It wasn’t just inexperience — a view of Reagan driven in part by his continuing image as an actor. There was also a public belief that Reagan was too extreme and too belligerent, an image skillfully spun by the Carter campaign. In September, Gallup asked voters which candidate was best able to keep the U.S. out of war — Carter bested Reagan by 2-1, 50 percent to 25 percent. When asked in the same survey whether each candidate “takes moderate, middle-of-the-road positions,” 82 percent said the characteristic applied to Carter; only 48 percent said it applied to Reagan.

The dynamic of the 1980 race changed with the one presidential debate on Oct. 28, just one week before the election. In that debate, Reagan — toe-to-toe with the incumbent — held his own, showing that he could do just fine in direct comparison to the president of the United States. Reagan framed the election perfectly for voters poised to go to the polls: Were they better off than they had been four years earlier? And he appeared as a reasonable, intelligent, moderate and sane person, making backfire the suggestions that he was a wild-eyed extremist just dying to get his finger on the nuclear trigger to provoke a High Noon-type confrontation with the Soviet Union. From the debate on, Reagan’s 3-point lead widened to his 9-point-plus landslide popular vote margin over Carter on Election Day.

Of course, the parallels are far from exact. This year, there is no incumbent running. While McCain has some assets that counter the extraordinary anti-Bush sentiment out there, the Arizona Senator is still seen far more as the candidate of the status quo in a year when Americans do not want a continuation of the status quo. But he is also viewed as a safe harbor, a man long on the national stage with enough experience at home and abroad to qualify as president.

Obama is not there yet. In June 2008, Pew asked Americans to rate the two candidates on a number of characteristics. On “would use good judgment in a crisis,” McCain beat Obama 47 percent to 38 percent; on “personally qualified to be president,” it was McCain by a whopping 55 percent to 27 percent. In a July CBS/New York Times survey, McCain beat Obama 63 percent to 26 percent on “has better knowledge of world affairs.” And a mid-July NBC/Wall Street Journal poll had McCain over Obama 53 percent to 19 percent on which candidate was better at “being knowledgeable and experienced enough to handle the presidency.”

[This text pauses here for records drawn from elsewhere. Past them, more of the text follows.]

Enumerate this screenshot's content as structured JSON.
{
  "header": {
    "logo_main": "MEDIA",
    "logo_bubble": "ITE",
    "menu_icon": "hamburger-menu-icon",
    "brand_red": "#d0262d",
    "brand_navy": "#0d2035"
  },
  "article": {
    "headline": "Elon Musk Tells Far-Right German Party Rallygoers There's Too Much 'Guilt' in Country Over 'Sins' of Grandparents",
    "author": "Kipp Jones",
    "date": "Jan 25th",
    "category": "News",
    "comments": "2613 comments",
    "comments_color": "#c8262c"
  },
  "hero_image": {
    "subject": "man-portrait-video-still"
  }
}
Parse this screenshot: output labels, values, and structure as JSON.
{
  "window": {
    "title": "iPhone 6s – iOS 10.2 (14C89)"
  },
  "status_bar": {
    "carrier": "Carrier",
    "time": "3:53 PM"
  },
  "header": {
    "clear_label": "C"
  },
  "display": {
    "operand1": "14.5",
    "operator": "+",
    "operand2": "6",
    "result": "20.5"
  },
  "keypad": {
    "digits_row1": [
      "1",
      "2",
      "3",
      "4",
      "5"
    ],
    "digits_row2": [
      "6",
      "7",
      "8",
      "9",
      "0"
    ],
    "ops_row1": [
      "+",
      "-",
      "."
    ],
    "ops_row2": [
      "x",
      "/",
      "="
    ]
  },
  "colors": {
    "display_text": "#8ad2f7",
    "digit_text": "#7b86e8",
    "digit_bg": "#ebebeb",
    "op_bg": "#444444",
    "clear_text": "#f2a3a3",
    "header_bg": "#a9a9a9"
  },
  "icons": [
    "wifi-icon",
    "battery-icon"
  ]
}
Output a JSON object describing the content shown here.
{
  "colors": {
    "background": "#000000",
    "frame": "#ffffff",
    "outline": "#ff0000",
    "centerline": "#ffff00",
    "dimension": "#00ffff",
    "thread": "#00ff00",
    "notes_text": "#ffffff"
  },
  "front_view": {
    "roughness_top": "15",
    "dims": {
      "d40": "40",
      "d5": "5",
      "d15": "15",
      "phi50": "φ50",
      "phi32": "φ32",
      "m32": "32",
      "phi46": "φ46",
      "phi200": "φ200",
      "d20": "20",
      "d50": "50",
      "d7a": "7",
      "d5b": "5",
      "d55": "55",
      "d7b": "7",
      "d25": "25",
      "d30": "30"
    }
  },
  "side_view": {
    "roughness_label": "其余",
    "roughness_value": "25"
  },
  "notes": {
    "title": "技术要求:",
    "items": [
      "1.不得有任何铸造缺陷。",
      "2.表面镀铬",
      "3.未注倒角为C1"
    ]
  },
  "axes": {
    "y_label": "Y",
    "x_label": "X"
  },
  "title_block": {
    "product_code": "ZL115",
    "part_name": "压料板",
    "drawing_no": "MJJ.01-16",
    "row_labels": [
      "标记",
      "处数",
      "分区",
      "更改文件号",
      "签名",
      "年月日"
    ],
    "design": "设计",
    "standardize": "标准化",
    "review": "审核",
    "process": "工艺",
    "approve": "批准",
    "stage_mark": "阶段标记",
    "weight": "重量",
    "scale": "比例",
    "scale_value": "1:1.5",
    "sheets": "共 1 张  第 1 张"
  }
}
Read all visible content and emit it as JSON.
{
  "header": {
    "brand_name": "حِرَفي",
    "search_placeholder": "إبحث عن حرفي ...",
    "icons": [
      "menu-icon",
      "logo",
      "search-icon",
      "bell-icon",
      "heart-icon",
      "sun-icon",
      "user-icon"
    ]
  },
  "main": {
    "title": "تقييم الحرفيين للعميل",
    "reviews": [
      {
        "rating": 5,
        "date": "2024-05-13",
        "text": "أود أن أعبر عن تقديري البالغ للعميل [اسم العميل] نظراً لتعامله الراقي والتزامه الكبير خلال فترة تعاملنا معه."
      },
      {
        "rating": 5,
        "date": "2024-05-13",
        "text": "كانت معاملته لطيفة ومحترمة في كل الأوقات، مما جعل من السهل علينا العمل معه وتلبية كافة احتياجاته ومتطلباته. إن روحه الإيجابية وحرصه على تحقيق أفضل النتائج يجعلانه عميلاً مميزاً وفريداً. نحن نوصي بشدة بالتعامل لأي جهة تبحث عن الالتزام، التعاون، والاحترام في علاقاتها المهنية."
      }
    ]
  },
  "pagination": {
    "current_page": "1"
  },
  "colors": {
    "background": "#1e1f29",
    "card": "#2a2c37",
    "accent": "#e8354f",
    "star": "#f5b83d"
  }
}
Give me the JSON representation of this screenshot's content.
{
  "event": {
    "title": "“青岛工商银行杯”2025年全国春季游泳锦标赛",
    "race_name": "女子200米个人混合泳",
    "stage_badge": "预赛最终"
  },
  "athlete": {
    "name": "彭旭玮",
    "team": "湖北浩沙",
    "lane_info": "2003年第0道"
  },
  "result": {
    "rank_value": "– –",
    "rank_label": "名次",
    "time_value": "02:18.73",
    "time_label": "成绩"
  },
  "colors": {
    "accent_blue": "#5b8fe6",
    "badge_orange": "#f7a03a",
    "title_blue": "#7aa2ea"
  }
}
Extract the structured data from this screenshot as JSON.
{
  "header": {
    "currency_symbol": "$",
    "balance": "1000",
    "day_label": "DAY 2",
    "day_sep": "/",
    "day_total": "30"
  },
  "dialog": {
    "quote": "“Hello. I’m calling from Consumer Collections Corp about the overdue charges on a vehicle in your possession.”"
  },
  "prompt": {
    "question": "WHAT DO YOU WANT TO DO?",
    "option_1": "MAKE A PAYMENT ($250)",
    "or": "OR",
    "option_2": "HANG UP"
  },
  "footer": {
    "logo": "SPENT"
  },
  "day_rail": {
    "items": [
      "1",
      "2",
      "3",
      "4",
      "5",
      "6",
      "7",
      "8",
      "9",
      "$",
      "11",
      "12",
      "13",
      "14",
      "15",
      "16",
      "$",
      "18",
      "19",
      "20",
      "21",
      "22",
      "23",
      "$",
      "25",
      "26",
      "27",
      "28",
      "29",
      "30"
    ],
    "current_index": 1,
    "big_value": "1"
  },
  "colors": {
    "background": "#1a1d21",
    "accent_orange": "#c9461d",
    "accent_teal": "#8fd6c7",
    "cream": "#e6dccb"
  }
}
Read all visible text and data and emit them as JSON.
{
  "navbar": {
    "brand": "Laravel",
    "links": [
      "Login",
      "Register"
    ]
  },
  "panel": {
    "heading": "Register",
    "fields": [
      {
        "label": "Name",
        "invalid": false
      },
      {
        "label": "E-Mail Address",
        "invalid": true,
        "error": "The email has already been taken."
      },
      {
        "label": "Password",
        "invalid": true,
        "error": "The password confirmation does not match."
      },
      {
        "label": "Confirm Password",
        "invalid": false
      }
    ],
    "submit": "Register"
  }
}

That gap suggests that Obama, like Reagan, will be unable to widen his lead significantly unless and until voters judge him as crossing the bar of acceptability as a president — but the underlying terrain of the electorate and the election suggests that voters will move to him in sizable numbers if and when he does.

In 1980, Reagan did not cross that bar until the one debate with the two main candidates very late in the game. This year, Obama’s best chance will come when the public focuses en masse on the two candidates in the three debates, beginning Sept. 26 and ending on Oct. 15, three weeks before the election.

Of course, caveats are in order. Events can intercede to change the election’s terrain, as the Russian incursion into Georgia makes clear. McCain’s campaign might be able to continue to sow doubts about Obama’s suitability and capability for the office. And Obama may not acquit himself well in those debates. But if he does, we can expect the narrow margin to begin to widen around the time the World Series opens on Oct. 22.

Norman Ornstein is a resident scholar at the American Enterprise Institute.